When I first began writing on Substack I wrote about the food memories I had with my mother and my grandfather. I said that I often remember something from childhood if it revolved around food, but when I now start to think about memories with my grandma it rarely does. Recently I've been helping take care of my aging grandmother who I call Mami. I remember vividly that I once called her abuela and she sternly corrected me, saying, "Llamame Mami." From that moment on, I never let an “abuela” slip my lips again.
Mami, who will turn 83 on September 1st, is still able-bodied (thank goodness!) but not as strong as she used to be. She lives alone and is finding it increasingly difficult to stay home by herself, so we've gotten her an aid to fix her meals and help her with everyday tasks. I do my part by visiting her often and sitting with her as tells me the same stories over and over again. Mami has early stages of dementia and doesn't have great short-term memory. What she may have just told you two minutes ago she will forget and repeat with the same vigor and details. The repetition is something we've all been adjusting to for a while. To be honest it may be something you tune out because you've heard it several times in just one day. What is so extraordinary though is that she has not lost her long-term memory.
She recounts the story of how she met my grandpa and moved to this country in the very early 60s before the huge wave of Dominicans came in the 70s and 80s. She will tell me how she gave birth to my mom during a snowstorm and my grandpa tried to convince her to stay home because the weather was too crazy outside to travel to the hospital. Mami loves telling anyone about her time as a twenty year old telephone operator back in the Dominican Republic. She would connect folks through the switchboard and make sure they paid for their time on the calls. We jokingly say that she loved that job so much because she loves to talk.
As her memory lapses and more moments of confusion happen for her, it makes me wonder about my future with memory. Will what I relish remembering today still be present when I'm her age? My biggest worry is that I will lose memories of my mom. As I age, I try to discern what I think I remember about her and what I actually do remember. It's definitely a tough headspace to be in.
Dementia may seem like a long drawn out curse that affects our loved ones, but maybe I can look at it as a gift. Her repetition is a way for us to preserve the memories she will one day no longer have. We'll be able to share her stories with as much detail and candor as she does. It will conjure up and stir our own recollections we have with her that perhaps were tucked away inside of us waiting to be told.
As I write this, I do remember a food memory with Mami after all. Every once in a while my sister would request for my grandma to make rice pudding. Mami would take out a huge pot and start making a ginormous batch of the sickeningly sweet pudding. She would let us stir the pot while singing the Arroz Con Leche song.
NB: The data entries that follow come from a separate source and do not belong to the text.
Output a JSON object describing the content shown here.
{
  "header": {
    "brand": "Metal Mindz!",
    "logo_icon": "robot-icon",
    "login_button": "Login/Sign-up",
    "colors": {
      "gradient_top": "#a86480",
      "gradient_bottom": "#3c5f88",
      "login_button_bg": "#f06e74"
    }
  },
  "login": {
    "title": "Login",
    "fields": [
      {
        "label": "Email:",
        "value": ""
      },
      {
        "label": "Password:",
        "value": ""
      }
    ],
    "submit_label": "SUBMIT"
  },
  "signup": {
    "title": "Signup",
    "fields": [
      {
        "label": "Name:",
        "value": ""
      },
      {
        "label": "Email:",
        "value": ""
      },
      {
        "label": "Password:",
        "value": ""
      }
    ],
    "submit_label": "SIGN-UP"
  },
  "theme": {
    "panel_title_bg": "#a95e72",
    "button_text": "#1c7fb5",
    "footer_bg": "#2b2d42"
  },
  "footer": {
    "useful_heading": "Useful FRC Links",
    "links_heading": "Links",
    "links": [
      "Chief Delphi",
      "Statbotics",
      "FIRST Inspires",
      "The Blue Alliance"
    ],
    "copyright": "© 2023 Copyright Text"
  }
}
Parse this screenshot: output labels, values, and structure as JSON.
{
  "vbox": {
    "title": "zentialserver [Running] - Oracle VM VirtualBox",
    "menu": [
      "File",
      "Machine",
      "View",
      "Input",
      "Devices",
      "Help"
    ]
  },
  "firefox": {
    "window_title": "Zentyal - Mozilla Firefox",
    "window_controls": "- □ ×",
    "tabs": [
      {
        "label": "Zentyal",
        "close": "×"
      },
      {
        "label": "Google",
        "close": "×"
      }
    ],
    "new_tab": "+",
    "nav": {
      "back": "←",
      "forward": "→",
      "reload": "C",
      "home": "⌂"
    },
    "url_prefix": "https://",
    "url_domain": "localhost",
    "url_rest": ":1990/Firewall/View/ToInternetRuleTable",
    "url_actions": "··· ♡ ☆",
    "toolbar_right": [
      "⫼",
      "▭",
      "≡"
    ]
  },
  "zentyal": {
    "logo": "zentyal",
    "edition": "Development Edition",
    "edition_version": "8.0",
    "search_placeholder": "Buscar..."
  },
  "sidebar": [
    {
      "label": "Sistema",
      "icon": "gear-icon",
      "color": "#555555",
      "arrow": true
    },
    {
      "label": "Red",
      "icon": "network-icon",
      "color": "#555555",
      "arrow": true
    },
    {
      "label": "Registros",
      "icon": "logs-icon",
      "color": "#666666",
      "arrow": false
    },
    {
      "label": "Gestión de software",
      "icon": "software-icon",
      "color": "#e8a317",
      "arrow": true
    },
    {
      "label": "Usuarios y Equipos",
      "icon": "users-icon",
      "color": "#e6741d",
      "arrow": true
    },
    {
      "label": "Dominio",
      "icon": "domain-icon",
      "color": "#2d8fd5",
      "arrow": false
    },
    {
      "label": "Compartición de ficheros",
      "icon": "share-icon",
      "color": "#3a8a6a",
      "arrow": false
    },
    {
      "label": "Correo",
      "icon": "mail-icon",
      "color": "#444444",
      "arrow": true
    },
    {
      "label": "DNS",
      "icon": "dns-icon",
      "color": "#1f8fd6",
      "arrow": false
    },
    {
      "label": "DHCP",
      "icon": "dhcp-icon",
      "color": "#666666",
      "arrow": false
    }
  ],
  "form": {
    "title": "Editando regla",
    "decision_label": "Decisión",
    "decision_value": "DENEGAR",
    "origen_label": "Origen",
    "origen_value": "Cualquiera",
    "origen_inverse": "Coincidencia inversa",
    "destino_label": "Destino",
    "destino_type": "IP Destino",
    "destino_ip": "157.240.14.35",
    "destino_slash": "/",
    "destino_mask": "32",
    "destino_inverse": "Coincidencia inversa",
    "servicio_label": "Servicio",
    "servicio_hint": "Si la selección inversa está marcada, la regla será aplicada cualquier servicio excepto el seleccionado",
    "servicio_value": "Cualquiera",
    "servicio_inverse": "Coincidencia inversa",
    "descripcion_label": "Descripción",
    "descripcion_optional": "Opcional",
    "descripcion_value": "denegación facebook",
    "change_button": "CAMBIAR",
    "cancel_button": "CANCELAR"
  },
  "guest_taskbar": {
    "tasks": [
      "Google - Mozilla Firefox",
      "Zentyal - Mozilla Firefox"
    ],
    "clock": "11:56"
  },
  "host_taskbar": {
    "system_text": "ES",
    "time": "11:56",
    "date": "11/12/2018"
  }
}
I never ate the pudding because I wasn't a fan of the texture (I regret my childhood pickiness today) but I do remember feeling happy from being asked to help make the special dessert. Mami wasn't an active grandma who ran after her grandkids, but she did show us her love in other ways. Right now, that way is retelling the moments of her life with us over and over until they become our moments too.
Mark Your Calendars.
Sunday, August 28th at 3 PM we’ll be having our Food For Thought. summer meet-up in Central Park. Bring a blanket and shareable snacks. This event is open to ALL subscribers. I will give out specific directions on where we’ll meet in the park closer to the date.
Cook. Eat. Repeat.